According to the Legal Evangelical Association Development, an advocacy group providing legal aid to persecuted minorities, 28 Christian girls were victims of abduction, torture, sexual harassment, rape, forced conversions and forced marriages in Pakistan between November 2018 and June 2019.
Last month 12-year-old Christian Komal Gulzar was raped during an attempted kidnapping in Sheikhupura district of Punjab province. Three men attacked her family with a gun while they traveled on Dec. 28 to attend a wedding in a nearby village.
Her relatives were tied up while Komal was dragged to a nearby field. Police arrested three brothers following confirmation of DNA from Punjab Forensic Science Agency.
Attacks create insecurity
Christian religious and political leaders say increasing cases of rape and conversion have spread insecurity among a community challenged by poverty and religious extremism.
According to Dominican Father James Channan, regional coordinator of United Religions Initiative Pakistan, religious minorities are living in difficult circumstances.
“We are worried and in pain. Most of the victims are Christian girls who work in factories or as maids. This is a religious and social issue. A combined effort by all Christian denominations and churches and a national consultation is needed to address killings and forced conversions. Pakistani Christians overseas should highlight these issues,” he said.
National Lobbying Delegation member Khalid Shehzad visited the murdered Lahore sisters' family on Jan. 9.
“The sisters belong to a poor Christian family and the culprits are from a rich Muslim family. They will be released soon, the way it has always been happening. We are being accused of defaming Pakistan. Does telling the truth mean defamation? There is a planned genocide of Christians,” he said.

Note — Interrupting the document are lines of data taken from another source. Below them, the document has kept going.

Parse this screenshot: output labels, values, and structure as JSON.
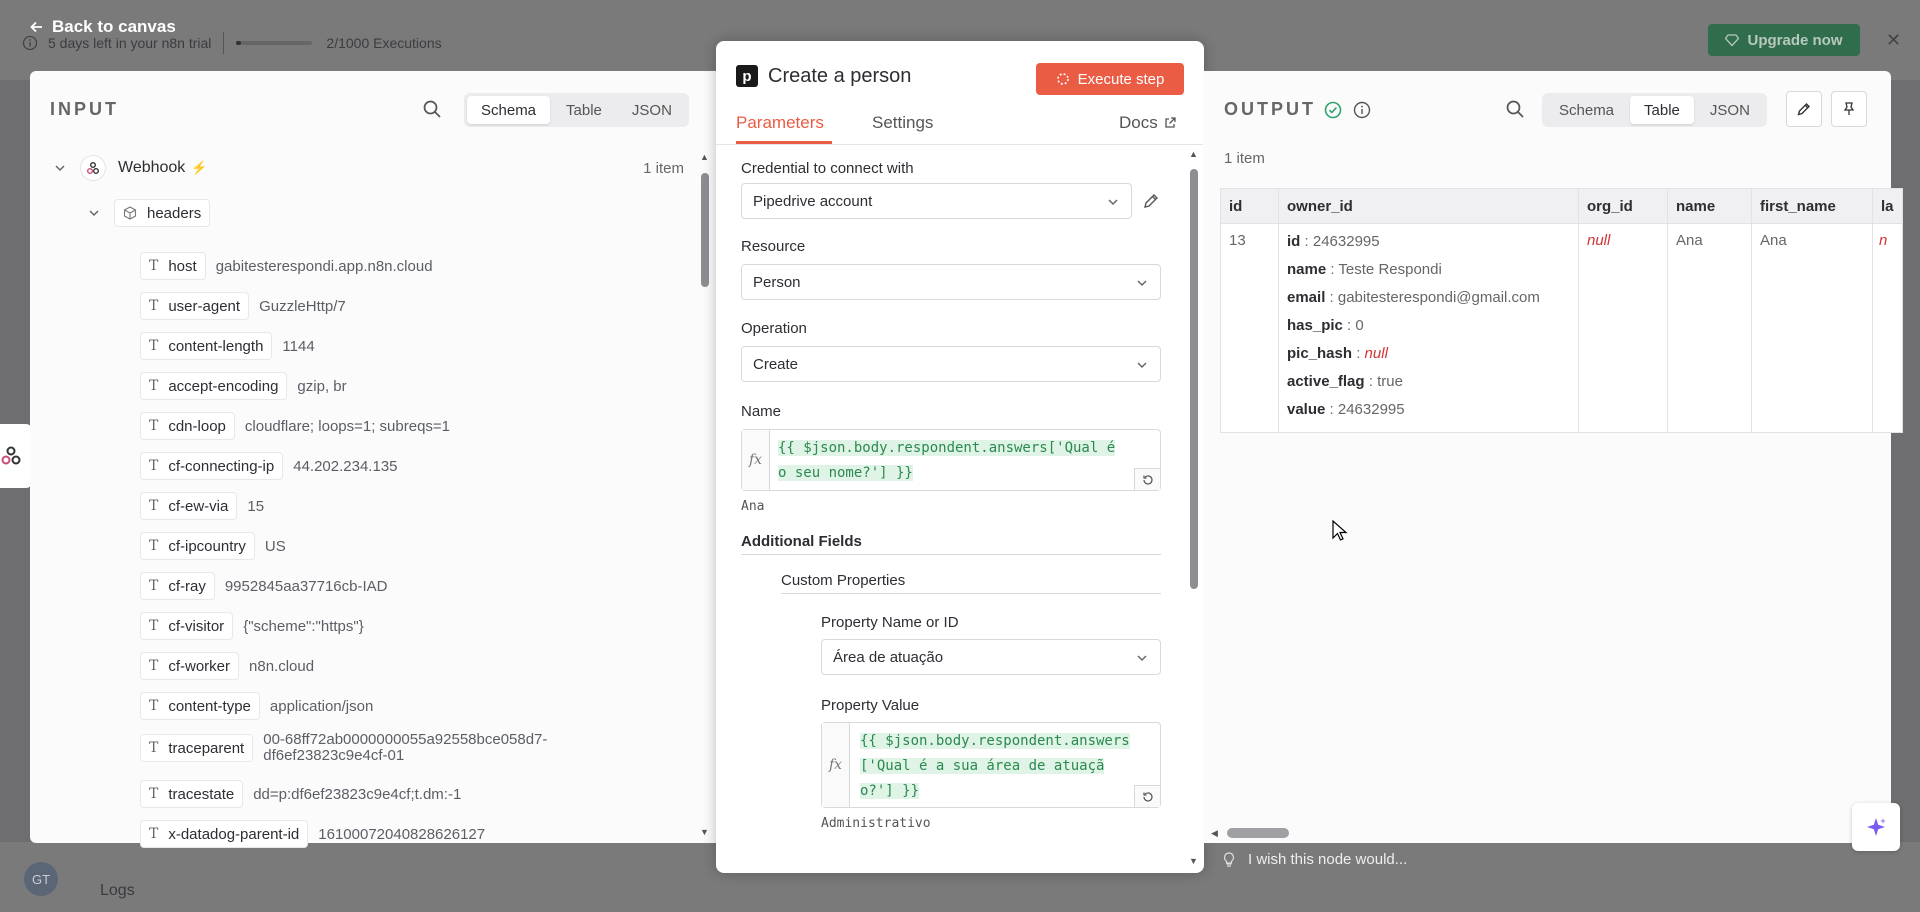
{
  "background": {
    "trial_text": "5 days left in your n8n trial",
    "executions_text": "2/1000 Executions",
    "executions_progress_fraction": 0.002,
    "upgrade_label": "Upgrade now",
    "back_label": "Back to canvas",
    "logs_label": "Logs",
    "avatar_initials": "GT"
  },
  "input": {
    "title": "INPUT",
    "tabs": [
      "Schema",
      "Table",
      "JSON"
    ],
    "active_tab": "Schema",
    "root_label": "Webhook",
    "root_count": "1 item",
    "group_label": "headers",
    "rows": [
      {
        "key": "host",
        "value": "gabitesterespondi.app.n8n.cloud"
      },
      {
        "key": "user-agent",
        "value": "GuzzleHttp/7"
      },
      {
        "key": "content-length",
        "value": "1144"
      },
      {
        "key": "accept-encoding",
        "value": "gzip, br"
      },
      {
        "key": "cdn-loop",
        "value": "cloudflare; loops=1; subreqs=1"
      },
      {
        "key": "cf-connecting-ip",
        "value": "44.202.234.135"
      },
      {
        "key": "cf-ew-via",
        "value": "15"
      },
      {
        "key": "cf-ipcountry",
        "value": "US"
      },
      {
        "key": "cf-ray",
        "value": "9952845aa37716cb-IAD"
      },
      {
        "key": "cf-visitor",
        "value": "{\"scheme\":\"https\"}"
      },
      {
        "key": "cf-worker",
        "value": "n8n.cloud"
      },
      {
        "key": "content-type",
        "value": "application/json"
      },
      {
        "key": "traceparent",
        "value": "00-68ff72ab0000000055a92558bce058d7-\ndf6ef23823c9e4cf-01"
      },
      {
        "key": "tracestate",
        "value": "dd=p:df6ef23823c9e4cf;t.dm:-1"
      },
      {
        "key": "x-datadog-parent-id",
        "value": "16100072040828626127"
      }
    ]
  },
  "node": {
    "title": "Create a person",
    "execute_label": "Execute step",
    "tabs": {
      "parameters": "Parameters",
      "settings": "Settings",
      "docs": "Docs"
    },
    "credential_label": "Credential to connect with",
    "credential_value": "Pipedrive account",
    "resource_label": "Resource",
    "resource_value": "Person",
    "operation_label": "Operation",
    "operation_value": "Create",
    "name_label": "Name",
    "name_expr_line1": "{{ $json.body.respondent.answers['Qual é",
    "name_expr_line2": "o seu nome?'] }}",
    "name_hint": "Ana",
    "additional_fields": "Additional Fields",
    "custom_properties": "Custom Properties",
    "prop_name_label": "Property Name or ID",
    "prop_name_value": "Área de atuação",
    "prop_value_label": "Property Value",
    "prop_expr_line1": "{{ $json.body.respondent.answers",
    "prop_expr_line2": "['Qual é a sua área de atuaçã",
    "prop_expr_line3": "o?'] }}",
    "prop_hint": "Administrativo"
  },
  "output": {
    "title": "OUTPUT",
    "tabs": [
      "Schema",
      "Table",
      "JSON"
    ],
    "active_tab": "Table",
    "count": "1 item",
    "columns": [
      "id",
      "owner_id",
      "org_id",
      "name",
      "first_name",
      "la"
    ],
    "row": {
      "id": "13",
      "owner": [
        {
          "k": "id",
          "v": "24632995"
        },
        {
          "k": "name",
          "v": "Teste Respondi"
        },
        {
          "k": "email",
          "v": "gabitesterespondi@gmail.com"
        },
        {
          "k": "has_pic",
          "v": "0"
        },
        {
          "k": "pic_hash",
          "v": "null"
        },
        {
          "k": "active_flag",
          "v": "true"
        },
        {
          "k": "value",
          "v": "24632995"
        }
      ],
      "org_id": "null",
      "name": "Ana",
      "first_name": "Ana",
      "last": "n"
    },
    "feedback": "I wish this node would..."
  },
  "colors": {
    "accent": "#ea5c44",
    "success": "#2fa36b",
    "expr_green": "#2b8a4e"
  }
}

Nasir Saeed, director of the Centre for Legal Aid Assistance and Settlement UK, a Christian charity dedicated to helping persecuted Christians in Pakistan, also despairs of the family finding justice.
“Getting justice in Pakistan is a very expensive and lengthy process and the poor cannot afford it, while it is much harder when the perpetrator is Muslim and the victim is Christian because religion does play its role in all walks of life in Pakistan,” he said on Jan. 11.

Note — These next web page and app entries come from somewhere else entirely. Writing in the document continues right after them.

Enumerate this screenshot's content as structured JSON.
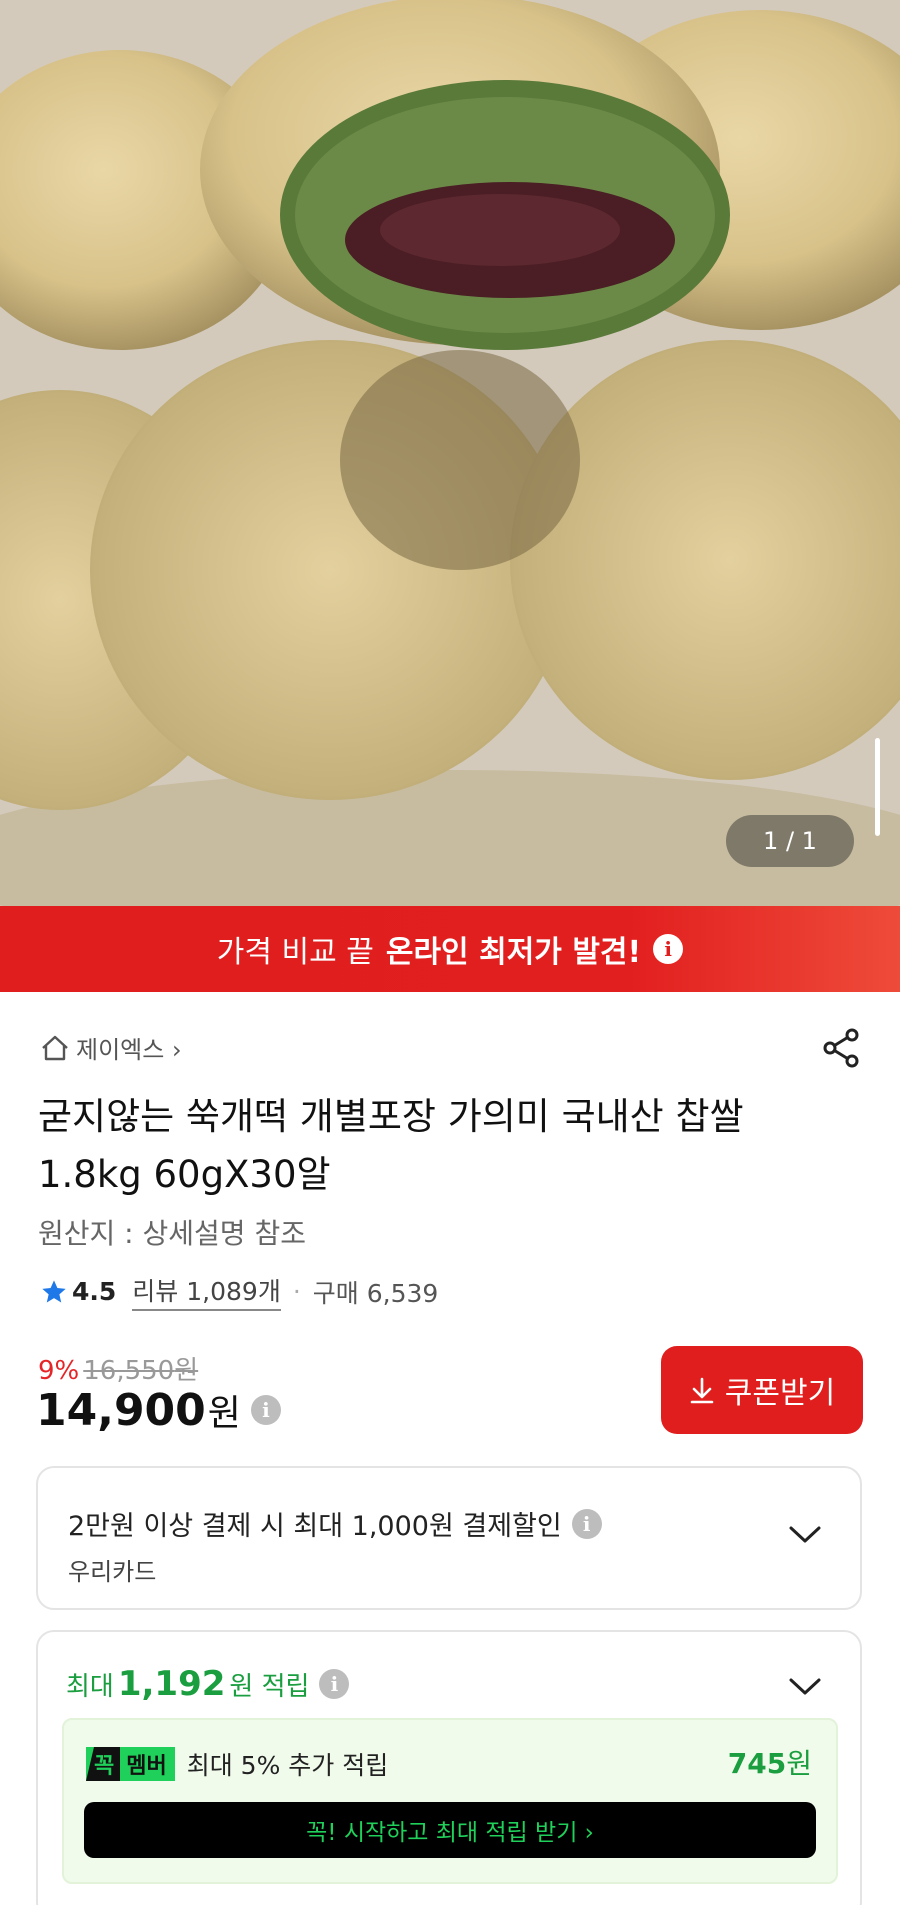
{
  "gallery": {
    "counter": "1 / 1"
  },
  "banner": {
    "text_normal": "가격 비교 끝",
    "text_bold": "온라인 최저가 발견!",
    "info_icon": "info-icon"
  },
  "seller": {
    "name": "제이엑스 ›"
  },
  "product": {
    "title": "굳지않는 쑥개떡 개별포장 가의미 국내산 찹쌀 1.8kg 60gX30알",
    "origin": "원산지 : 상세설명 참조",
    "rating": "4.5",
    "review": "리뷰 1,089개",
    "purchases": "구매 6,539"
  },
  "price": {
    "discount_pct": "9%",
    "original": "16,550",
    "original_unit": "원",
    "current": "14,900",
    "unit": "원",
    "coupon_button": "쿠폰받기"
  },
  "payment_card": {
    "title": "2만원 이상 결제 시 최대 1,000원 결제할인",
    "card_name": "우리카드"
  },
  "points_card": {
    "prefix": "최대",
    "amount": "1,192",
    "suffix": "원 적립",
    "member_badge_k": "꼭",
    "member_badge_m": "멤버",
    "member_text": "최대 5% 추가 적립",
    "member_amount": "745",
    "member_unit": "원",
    "member_button": "꼭! 시작하고 최대 적립 받기 ›"
  },
  "colors": {
    "accent_red": "#e01e1e",
    "points_green": "#1a9e3f",
    "member_green": "#1fd15a"
  }
}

“The killing of Abida and Sajida in such a merciless way is not an isolated case, but the killing, rape and forced conversion of Christian girls has become an everyday matter and the government has denied this and therefore is doing nothing to stop the ongoing persecution of Christians.
“Unfortunately, such cases happen very often in the country, and nobody pays any attention — even the national media — as Christians are considered inferior and their lives worthless.”
….As we enter the first months of 2022, we are asking readers like you to help us keep UCA News free.
For the last 40 years, UCA News has remained the most trusted and independent Catholic news and information service from Asia. Every week, we publish nearly 100 news reports, feature stories, commentaries, podcasts and video broadcasts that are exclusive and in-depth, and developed from a view of the world and the Church through informed Catholic eyes.
Our journalistic standards are as high as any in the quality press; our focus is particularly on a fast-growing part of the world - Asia - where, in some countries the Church is growing faster than pastoral resources can respond to – South Korea, Vietnam and India to name just three.
And UCA News has the advantage of having in its ranks local reporters who cover 23 countries in south, southeast, and east Asia. We report the stories of local people and their experiences in a way that Western news outlets simply don’t have the resources to reach. And we report on the emerging life of new Churches in old lands where being a Catholic can at times be very dangerous.
With dwindling support from funding partners in Europe and the USA, we need to call on the support of those who benefit from our work.